* [EXTRACTED INFORMATION]:
<<<<
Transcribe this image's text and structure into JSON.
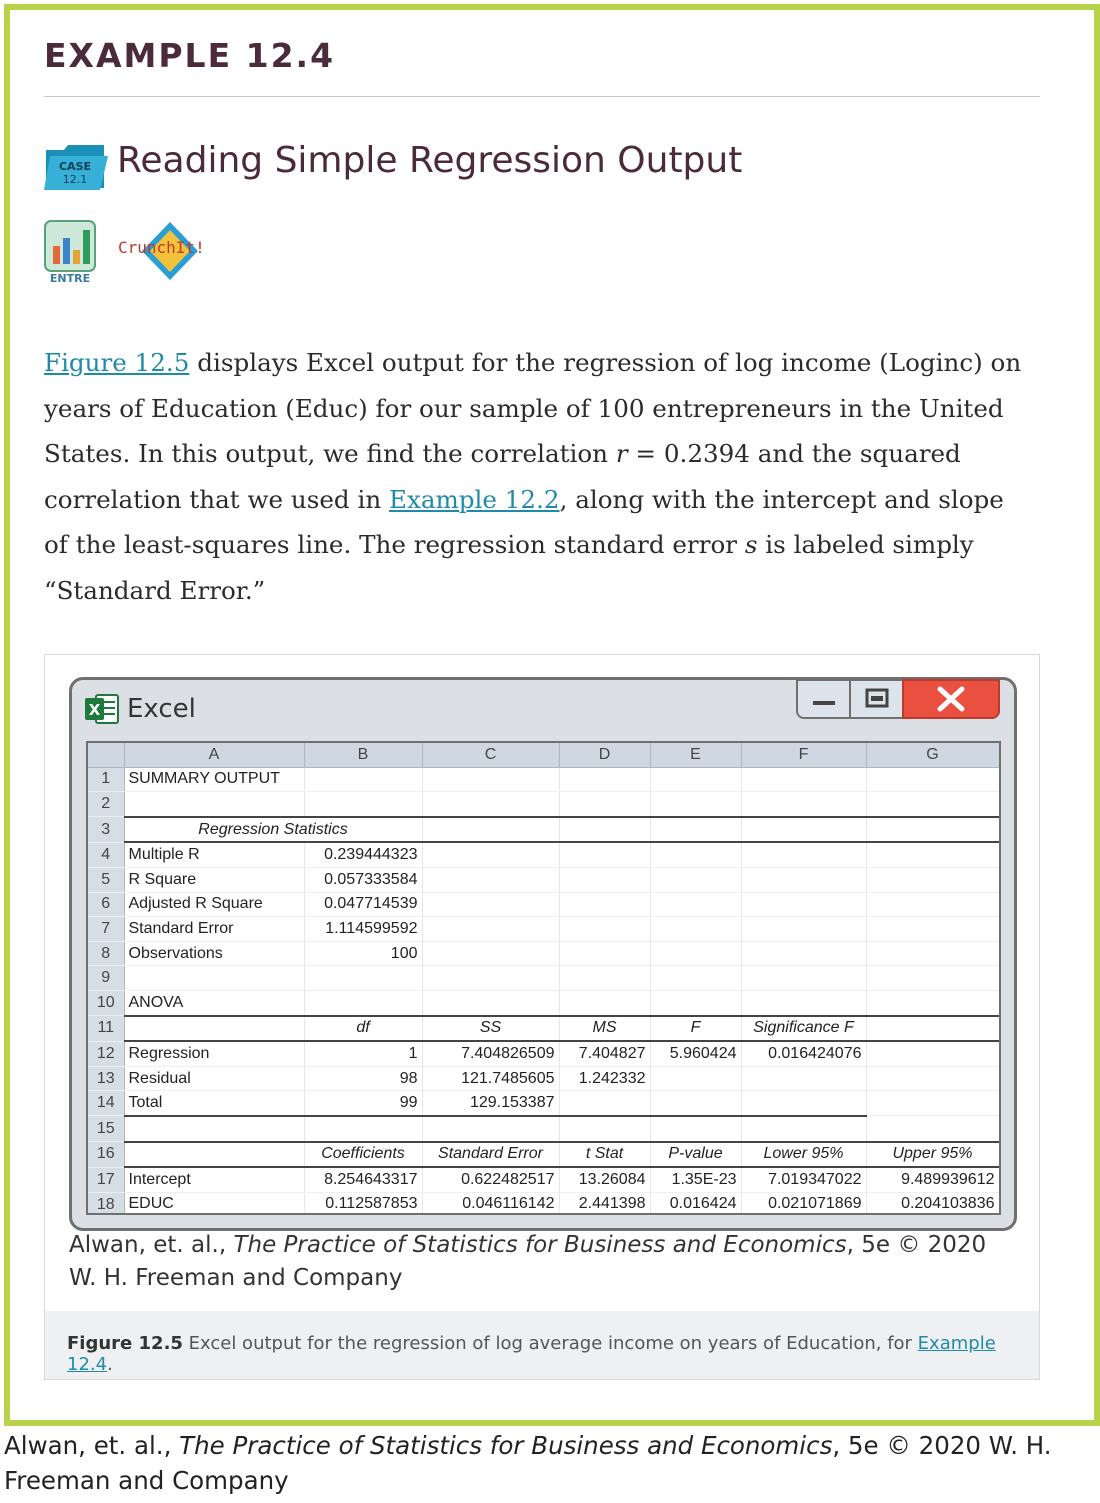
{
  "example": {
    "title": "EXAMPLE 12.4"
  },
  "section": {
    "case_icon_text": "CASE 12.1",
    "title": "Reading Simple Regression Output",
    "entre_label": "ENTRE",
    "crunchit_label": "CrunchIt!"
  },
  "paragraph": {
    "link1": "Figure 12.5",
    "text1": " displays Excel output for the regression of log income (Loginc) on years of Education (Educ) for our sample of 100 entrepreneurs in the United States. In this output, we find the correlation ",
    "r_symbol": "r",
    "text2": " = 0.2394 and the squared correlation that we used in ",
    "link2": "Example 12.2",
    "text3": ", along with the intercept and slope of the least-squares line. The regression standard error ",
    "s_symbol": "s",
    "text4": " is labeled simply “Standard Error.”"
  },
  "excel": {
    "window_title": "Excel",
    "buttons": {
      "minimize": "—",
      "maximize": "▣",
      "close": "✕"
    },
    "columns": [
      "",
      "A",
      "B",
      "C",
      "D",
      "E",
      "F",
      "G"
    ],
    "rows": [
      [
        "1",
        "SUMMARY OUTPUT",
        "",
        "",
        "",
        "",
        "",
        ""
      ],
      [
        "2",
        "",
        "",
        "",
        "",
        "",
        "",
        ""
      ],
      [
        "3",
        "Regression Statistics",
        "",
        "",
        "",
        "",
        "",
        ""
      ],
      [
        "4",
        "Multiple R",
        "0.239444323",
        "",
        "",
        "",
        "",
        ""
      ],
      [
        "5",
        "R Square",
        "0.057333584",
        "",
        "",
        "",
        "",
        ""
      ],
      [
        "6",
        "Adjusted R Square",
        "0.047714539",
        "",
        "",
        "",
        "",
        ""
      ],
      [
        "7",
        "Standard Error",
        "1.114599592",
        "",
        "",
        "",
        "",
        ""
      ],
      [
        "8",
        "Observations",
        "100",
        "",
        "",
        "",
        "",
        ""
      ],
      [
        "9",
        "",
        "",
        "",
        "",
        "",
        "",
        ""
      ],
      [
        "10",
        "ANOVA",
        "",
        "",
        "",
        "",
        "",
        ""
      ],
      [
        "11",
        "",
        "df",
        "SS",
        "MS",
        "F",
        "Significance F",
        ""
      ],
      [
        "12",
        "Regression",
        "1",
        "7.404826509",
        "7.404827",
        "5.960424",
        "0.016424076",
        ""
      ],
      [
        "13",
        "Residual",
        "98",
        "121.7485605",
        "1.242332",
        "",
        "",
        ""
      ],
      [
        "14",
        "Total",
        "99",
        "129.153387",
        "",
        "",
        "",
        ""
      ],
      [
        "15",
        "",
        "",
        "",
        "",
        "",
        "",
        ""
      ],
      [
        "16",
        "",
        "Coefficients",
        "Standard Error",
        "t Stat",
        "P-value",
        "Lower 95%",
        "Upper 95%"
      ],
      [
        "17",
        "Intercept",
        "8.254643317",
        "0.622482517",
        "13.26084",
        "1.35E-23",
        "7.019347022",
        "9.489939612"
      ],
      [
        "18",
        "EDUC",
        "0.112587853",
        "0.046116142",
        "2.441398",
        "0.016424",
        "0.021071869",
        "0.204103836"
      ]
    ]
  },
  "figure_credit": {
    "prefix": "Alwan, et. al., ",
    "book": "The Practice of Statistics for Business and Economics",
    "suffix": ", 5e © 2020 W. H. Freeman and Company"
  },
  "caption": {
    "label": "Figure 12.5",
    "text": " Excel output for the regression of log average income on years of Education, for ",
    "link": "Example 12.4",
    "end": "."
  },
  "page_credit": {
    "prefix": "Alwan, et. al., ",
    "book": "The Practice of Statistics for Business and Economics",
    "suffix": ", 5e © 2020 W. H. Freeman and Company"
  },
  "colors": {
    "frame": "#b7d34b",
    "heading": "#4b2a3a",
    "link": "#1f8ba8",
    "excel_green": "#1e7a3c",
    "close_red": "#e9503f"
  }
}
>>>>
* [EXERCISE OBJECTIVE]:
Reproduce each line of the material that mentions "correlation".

* [SOLUTION FOR THIS TASK]:
    "text1": " displays Excel output for the regression of log income (Loginc) on years of Education (Educ) for our sample of 100 entrepreneurs in the United States. In this output, we find the correlation ",
    "text2": " = 0.2394 and the squared correlation that we used in ",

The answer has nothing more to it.